AN amusing aspect of politics is the need to say one thing to get into office and then, once elected, say quite the opposite. Or, as it's known in Hawaii, the Ben Cayetano Syndrome.
Problem of having
a budget surplus
The governor, true Democrat that he is, has always been blatant about seeking union support.
In both the 1994 and 1998 gubernatorial elections, he was especially attentive to kingmakers like the Hawaii Government Employees Association -- a formidable sign-waving, neighborhood-canvassing, vote-stirring bunch. The HGEA helped vault Cayetano into power and he knew it.
During his first term, Cayetano was too busy dealing with a hefty budget deficit to appease HGEA members. So when they started squawking about overdue raises, Cayetano humored them by saying -- while he'd like to, he'd really like to -- there just wasn't enough moolah in state coffers to accommodate everybody.
During the highly contested 1998 campaign, Cayetano again turned to the HGEA. He warned that a Republican administration would slash government jobs and push privatization.
Scared as heck, public workers rode to the rescue once more -- resulting in the incumbent eking out a win.
Comfortably re-ensconced in office, Cayetano did what he'd always wanted to do: establish his legacy as an architect of change.
He began leading the charge for much-needed civil service reform because, as we all know, government must get smaller and more efficient, especially when money is tight.
Unfortunately, Cayetano underestimated both the influence of the unions and an arbitration panel's award of some very nice raises to HGEA members.
Still, there was always the safety net that a ceaseless recession might forestall the actual doling out of these pay hikes, at least in Cayetano's mind.
Everything changed this week. Thanks to a recovering economy, state officials are now predicting a budget surplus estimated at $250 million or about 60 percent more than was forecast in January.
Right on cue, HGEA chief Russell Okata piped up that any extra money should be used for the already arbitrated raises for his members. He calculated the amount needed at $111 million for the four-year contract.
All eyes now turn to Governor Cayetano. For so long, he's been saying that -- if only the millions were available -- he'd be thrilled to come up well-deserved pay raises for hard-working government workers.
And now the windfall is here. Well?
According to Cayetano and his state budget director, there still isn't enough for sweeping pay raises for public employees, because if all state workers were given the same raise as in the HGEA settlement (who said this was necessary?), Hawaii would soon be back in the red.
Furthermore, Cayetano wants to use the extra money to reinstitute funding for current programs, and for other future and pending obligations like the Felix consent decree, his budget director said.
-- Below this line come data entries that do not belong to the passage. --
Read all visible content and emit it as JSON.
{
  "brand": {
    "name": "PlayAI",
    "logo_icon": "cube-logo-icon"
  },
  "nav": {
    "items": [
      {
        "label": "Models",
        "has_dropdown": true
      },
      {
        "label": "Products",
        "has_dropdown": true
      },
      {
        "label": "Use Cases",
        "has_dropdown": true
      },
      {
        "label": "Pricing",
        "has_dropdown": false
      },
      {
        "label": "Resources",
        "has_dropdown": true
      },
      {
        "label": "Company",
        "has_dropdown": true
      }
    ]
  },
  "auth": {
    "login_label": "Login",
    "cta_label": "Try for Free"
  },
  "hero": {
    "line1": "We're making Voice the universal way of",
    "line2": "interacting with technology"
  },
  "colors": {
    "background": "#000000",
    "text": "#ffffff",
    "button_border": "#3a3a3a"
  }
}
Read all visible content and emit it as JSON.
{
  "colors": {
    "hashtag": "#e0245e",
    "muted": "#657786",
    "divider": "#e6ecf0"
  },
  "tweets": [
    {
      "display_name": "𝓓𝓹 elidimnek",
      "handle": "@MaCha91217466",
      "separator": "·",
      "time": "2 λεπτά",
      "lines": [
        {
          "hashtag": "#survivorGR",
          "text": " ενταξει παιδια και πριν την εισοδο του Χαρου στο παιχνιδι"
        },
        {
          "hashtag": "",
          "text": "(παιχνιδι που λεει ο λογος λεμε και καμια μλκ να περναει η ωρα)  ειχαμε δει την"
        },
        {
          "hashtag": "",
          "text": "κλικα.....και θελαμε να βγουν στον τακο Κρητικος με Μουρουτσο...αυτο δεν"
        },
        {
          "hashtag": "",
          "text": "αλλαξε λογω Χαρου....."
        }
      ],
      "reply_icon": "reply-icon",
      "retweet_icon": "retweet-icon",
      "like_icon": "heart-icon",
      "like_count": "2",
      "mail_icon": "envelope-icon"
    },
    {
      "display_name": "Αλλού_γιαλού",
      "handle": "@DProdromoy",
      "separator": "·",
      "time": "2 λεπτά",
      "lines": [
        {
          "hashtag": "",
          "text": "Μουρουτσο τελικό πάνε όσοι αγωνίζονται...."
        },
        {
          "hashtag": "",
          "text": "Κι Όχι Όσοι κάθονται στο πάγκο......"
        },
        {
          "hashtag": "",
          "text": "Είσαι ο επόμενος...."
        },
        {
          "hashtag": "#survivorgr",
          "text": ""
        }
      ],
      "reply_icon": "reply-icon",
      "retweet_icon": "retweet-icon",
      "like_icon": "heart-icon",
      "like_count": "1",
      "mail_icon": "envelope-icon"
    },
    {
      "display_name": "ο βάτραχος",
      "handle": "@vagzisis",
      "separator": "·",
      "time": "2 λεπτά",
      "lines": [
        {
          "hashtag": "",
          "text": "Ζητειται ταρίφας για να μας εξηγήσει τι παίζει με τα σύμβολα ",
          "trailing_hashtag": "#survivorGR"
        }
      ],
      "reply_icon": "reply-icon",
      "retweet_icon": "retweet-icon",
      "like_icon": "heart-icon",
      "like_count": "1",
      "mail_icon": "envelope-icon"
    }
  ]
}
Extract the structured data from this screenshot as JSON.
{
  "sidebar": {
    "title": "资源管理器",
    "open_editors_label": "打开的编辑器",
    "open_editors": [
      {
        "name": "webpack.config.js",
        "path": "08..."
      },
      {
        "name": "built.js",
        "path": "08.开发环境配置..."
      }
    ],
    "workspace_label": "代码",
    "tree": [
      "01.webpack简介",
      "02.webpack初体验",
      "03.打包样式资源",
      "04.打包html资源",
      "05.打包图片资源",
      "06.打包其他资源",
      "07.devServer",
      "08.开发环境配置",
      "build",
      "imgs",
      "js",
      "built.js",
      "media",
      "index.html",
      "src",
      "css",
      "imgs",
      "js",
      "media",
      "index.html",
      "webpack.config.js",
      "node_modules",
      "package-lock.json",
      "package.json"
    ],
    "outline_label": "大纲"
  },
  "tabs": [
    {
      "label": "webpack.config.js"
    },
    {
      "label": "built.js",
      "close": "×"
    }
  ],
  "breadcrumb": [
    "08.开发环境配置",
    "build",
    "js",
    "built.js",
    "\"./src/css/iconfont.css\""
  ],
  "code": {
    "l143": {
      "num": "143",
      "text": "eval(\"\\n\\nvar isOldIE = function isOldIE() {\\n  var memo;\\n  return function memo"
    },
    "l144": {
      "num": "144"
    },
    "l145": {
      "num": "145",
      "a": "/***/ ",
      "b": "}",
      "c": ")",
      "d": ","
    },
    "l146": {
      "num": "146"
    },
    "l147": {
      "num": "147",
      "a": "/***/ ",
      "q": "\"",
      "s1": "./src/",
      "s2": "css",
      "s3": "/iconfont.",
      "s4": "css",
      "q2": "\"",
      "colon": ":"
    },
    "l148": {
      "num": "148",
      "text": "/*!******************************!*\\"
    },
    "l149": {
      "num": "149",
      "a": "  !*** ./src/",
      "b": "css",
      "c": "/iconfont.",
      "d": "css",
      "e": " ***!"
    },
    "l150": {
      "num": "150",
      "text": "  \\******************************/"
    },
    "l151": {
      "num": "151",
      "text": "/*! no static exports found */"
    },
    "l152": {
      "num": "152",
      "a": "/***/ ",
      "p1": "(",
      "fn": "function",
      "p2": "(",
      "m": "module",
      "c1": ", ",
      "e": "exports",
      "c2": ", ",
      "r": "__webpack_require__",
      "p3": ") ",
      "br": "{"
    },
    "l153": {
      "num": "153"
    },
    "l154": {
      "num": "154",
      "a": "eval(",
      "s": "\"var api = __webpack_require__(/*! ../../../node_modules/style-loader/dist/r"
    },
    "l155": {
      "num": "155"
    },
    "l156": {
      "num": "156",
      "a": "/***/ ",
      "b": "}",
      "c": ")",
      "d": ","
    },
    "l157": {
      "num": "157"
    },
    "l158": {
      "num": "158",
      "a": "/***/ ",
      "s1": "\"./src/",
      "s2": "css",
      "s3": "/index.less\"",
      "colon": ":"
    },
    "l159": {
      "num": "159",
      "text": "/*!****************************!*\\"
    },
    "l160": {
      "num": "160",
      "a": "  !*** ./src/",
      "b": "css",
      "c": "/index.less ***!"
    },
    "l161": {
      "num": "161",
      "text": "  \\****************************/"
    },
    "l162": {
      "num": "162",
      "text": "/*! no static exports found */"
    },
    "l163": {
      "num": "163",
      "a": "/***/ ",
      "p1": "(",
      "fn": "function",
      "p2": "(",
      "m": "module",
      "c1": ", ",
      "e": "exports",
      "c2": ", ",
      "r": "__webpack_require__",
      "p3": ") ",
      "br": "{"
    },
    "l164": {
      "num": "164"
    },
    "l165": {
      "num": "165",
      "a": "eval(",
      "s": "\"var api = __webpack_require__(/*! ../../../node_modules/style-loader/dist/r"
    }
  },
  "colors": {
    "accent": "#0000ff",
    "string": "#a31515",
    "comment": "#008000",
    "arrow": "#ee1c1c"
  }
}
Asked for his reaction to the administration's plans, the usually talkative Okata refused comment like a man stricken with a debilitating malady. His symptoms: perhaps anger, frustration and pure disgust with a former friend and ally he helped elect and re-elect to the top office in the land.
The Ben Cayetano Syndrome strikes again.
Diane Yukihiro Chang's column runs Monday and Friday.
She can be reached by phone at 525-8607, via e-mail at
firstname.lastname@example.org, or by fax at 523-7863.